Expressive eyes, however, for all their competitive disadvantage, have one big thing going for them: They’re great at communicating. With early humans hunting in groups, “cooperative eyes” may have allowed them to “talk” with each other, silently and therefore effectively: windows to the soul that are also evolutionarily advantageous. And that, in turn, might have led to a more ingrained impulse toward cooperation. Human babies, studies have shown, will automatically follow a gaze once a connection is made. Eye contact is second nature to us; but it’s a trait that makes us unique among our fellow primates.

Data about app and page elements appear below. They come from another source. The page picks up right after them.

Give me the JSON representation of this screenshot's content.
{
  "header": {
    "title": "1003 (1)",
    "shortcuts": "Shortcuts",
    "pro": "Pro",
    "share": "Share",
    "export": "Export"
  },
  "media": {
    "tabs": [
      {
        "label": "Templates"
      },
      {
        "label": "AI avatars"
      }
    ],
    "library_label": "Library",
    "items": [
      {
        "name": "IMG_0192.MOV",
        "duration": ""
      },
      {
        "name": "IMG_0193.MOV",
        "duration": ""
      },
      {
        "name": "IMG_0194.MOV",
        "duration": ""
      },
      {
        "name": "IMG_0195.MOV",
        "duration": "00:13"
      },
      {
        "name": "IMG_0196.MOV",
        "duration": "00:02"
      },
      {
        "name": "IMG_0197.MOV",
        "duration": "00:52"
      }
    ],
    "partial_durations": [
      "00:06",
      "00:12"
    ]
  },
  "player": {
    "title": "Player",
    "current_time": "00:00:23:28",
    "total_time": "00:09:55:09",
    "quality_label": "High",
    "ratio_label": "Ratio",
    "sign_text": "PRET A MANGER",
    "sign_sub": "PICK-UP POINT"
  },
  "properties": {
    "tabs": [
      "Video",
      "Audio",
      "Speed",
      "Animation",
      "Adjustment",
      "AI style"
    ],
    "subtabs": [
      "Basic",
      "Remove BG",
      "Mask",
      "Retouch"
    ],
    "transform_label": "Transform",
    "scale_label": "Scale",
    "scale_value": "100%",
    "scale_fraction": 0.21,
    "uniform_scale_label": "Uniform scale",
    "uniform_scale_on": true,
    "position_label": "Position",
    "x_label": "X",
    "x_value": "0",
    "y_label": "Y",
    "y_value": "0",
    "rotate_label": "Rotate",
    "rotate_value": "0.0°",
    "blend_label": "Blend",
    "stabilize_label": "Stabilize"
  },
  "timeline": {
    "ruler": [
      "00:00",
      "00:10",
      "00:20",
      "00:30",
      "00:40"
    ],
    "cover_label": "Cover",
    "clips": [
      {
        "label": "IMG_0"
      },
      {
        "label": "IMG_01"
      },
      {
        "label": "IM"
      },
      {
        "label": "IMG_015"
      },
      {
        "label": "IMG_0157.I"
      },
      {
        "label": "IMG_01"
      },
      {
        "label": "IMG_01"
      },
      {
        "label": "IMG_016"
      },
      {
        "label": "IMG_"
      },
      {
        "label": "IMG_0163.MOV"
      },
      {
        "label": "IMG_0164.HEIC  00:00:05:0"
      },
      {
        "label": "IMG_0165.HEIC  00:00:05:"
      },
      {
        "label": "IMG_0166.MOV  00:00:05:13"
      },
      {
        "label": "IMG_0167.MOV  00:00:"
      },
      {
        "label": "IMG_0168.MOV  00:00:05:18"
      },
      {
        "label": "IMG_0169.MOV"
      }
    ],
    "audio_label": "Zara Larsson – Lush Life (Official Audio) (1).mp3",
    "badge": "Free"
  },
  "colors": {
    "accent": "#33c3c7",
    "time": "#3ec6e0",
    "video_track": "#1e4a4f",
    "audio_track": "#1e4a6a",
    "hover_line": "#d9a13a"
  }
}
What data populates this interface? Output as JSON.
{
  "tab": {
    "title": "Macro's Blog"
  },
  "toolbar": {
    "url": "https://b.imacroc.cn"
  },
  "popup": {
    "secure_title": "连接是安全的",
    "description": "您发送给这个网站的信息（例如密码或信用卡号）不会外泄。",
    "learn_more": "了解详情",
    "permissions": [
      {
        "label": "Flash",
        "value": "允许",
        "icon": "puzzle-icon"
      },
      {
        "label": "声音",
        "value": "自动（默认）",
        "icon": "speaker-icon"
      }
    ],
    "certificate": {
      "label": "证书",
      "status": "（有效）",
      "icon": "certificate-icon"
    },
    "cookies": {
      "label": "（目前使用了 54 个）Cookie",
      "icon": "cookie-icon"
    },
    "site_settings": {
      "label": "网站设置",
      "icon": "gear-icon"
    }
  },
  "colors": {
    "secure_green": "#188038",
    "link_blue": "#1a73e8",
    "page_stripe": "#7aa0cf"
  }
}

Dogs, however, also recognize the power of the gaze. In a study conducted at Central European University, Shipman notes, “dogs performed as well as human infants at following the gaze of a speaker in tests in which the speaker’s head is held still.” Humans and their best friends share an affinity for eye contact — and we are fairly unique in that affinity. There’s a chance, Shipman says — though there’s much more work to be done before that chance can be converted even into a hypothesis — that we evolved that affinity together.
“No genetic study has yet confirmed the prevalence or absence of white sclerae in Paleolithic modern humans or in Neanderthals,” Shipman notes. “But if the white sclera mutation occurred more often among the former — perhaps by chance — this feature could have enhanced human-dog communication and promoted domestication.”
Which is another way of saying that, to the extent dogs were an evolutionary technology, they may have been a technology that changed us for the better. The old truism — we shape our tools, and afterward our tools shape us — may be as old, and as true, as humanity itself.
Author: Megan Garber | Source: The Atlantic [May 14, 2012]